PROBLEM TO SOLVE:
Please return the entries, omitting and altering nothing.

START MATERIAL FOR THE TASK

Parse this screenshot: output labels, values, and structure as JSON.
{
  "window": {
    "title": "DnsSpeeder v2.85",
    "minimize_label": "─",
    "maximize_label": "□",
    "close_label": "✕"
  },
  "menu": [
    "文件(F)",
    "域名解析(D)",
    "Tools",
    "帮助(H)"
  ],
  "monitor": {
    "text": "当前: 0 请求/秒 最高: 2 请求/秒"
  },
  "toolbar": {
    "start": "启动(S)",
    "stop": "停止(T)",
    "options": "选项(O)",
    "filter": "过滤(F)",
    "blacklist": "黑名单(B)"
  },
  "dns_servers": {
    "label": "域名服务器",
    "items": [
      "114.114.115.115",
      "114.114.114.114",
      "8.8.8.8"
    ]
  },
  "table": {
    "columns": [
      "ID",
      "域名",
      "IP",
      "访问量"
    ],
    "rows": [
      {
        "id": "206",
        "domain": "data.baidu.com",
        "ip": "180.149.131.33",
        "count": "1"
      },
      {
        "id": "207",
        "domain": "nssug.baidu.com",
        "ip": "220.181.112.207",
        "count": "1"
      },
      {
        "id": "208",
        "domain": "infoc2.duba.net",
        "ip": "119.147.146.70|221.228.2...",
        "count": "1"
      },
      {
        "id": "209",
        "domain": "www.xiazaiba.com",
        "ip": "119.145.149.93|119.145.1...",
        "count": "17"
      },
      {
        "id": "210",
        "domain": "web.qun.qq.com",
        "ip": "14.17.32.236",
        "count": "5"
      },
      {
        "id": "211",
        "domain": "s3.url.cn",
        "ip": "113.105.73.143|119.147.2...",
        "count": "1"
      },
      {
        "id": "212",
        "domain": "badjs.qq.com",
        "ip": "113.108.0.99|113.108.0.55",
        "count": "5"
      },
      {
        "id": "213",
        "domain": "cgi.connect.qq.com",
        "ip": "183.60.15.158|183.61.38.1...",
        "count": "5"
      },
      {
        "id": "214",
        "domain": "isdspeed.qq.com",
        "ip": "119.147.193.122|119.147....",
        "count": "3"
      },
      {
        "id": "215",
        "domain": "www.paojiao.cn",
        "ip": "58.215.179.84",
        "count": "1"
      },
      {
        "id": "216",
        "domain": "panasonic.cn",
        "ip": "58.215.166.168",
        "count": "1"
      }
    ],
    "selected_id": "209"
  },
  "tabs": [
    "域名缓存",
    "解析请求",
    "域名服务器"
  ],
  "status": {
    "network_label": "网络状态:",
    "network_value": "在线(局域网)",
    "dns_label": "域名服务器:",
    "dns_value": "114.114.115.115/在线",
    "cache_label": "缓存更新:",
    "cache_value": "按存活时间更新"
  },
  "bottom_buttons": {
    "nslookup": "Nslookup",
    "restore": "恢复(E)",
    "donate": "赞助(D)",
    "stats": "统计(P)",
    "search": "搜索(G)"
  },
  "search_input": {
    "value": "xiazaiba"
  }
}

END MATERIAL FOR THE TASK

ANSWER TO THIS EXERCISE:
Parse this screenshot: output labels, values, and structure as JSON.
{
  "window": {
    "title": "DnsSpeeder v2.85",
    "minimize_label": "─",
    "maximize_label": "□",
    "close_label": "✕"
  },
  "menu": [
    "文件(F)",
    "域名解析(D)",
    "Tools",
    "帮助(H)"
  ],
  "monitor": {
    "text": "当前: 0 请求/秒 最高: 2 请求/秒"
  },
  "toolbar": {
    "start": "启动(S)",
    "stop": "停止(T)",
    "options": "选项(O)",
    "filter": "过滤(F)",
    "blacklist": "黑名单(B)"
  },
  "dns_servers": {
    "label": "域名服务器",
    "items": [
      "114.114.115.115",
      "114.114.114.114",
      "8.8.8.8"
    ]
  },
  "table": {
    "columns": [
      "ID",
      "域名",
      "IP",
      "访问量"
    ],
    "rows": [
      {
        "id": "206",
        "domain": "data.baidu.com",
        "ip": "180.149.131.33",
        "count": "1"
      },
      {
        "id": "207",
        "domain": "nssug.baidu.com",
        "ip": "220.181.112.207",
        "count": "1"
      },
      {
        "id": "208",
        "domain": "infoc2.duba.net",
        "ip": "119.147.146.70|221.228.2...",
        "count": "1"
      },
      {
        "id": "209",
        "domain": "www.xiazaiba.com",
        "ip": "119.145.149.93|119.145.1...",
        "count": "17"
      },
      {
        "id": "210",
        "domain": "web.qun.qq.com",
        "ip": "14.17.32.236",
        "count": "5"
      },
      {
        "id": "211",
        "domain": "s3.url.cn",
        "ip": "113.105.73.143|119.147.2...",
        "count": "1"
      },
      {
        "id": "212",
        "domain": "badjs.qq.com",
        "ip": "113.108.0.99|113.108.0.55",
        "count": "5"
      },
      {
        "id": "213",
        "domain": "cgi.connect.qq.com",
        "ip": "183.60.15.158|183.61.38.1...",
        "count": "5"
      },
      {
        "id": "214",
        "domain": "isdspeed.qq.com",
        "ip": "119.147.193.122|119.147....",
        "count": "3"
      },
      {
        "id": "215",
        "domain": "www.paojiao.cn",
        "ip": "58.215.179.84",
        "count": "1"
      },
      {
        "id": "216",
        "domain": "panasonic.cn",
        "ip": "58.215.166.168",
        "count": "1"
      }
    ],
    "selected_id": "209"
  },
  "tabs": [
    "域名缓存",
    "解析请求",
    "域名服务器"
  ],
  "status": {
    "network_label": "网络状态:",
    "network_value": "在线(局域网)",
    "dns_label": "域名服务器:",
    "dns_value": "114.114.115.115/在线",
    "cache_label": "缓存更新:",
    "cache_value": "按存活时间更新"
  },
  "bottom_buttons": {
    "nslookup": "Nslookup",
    "restore": "恢复(E)",
    "donate": "赞助(D)",
    "stats": "统计(P)",
    "search": "搜索(G)"
  },
  "search_input": {
    "value": "xiazaiba"
  }
}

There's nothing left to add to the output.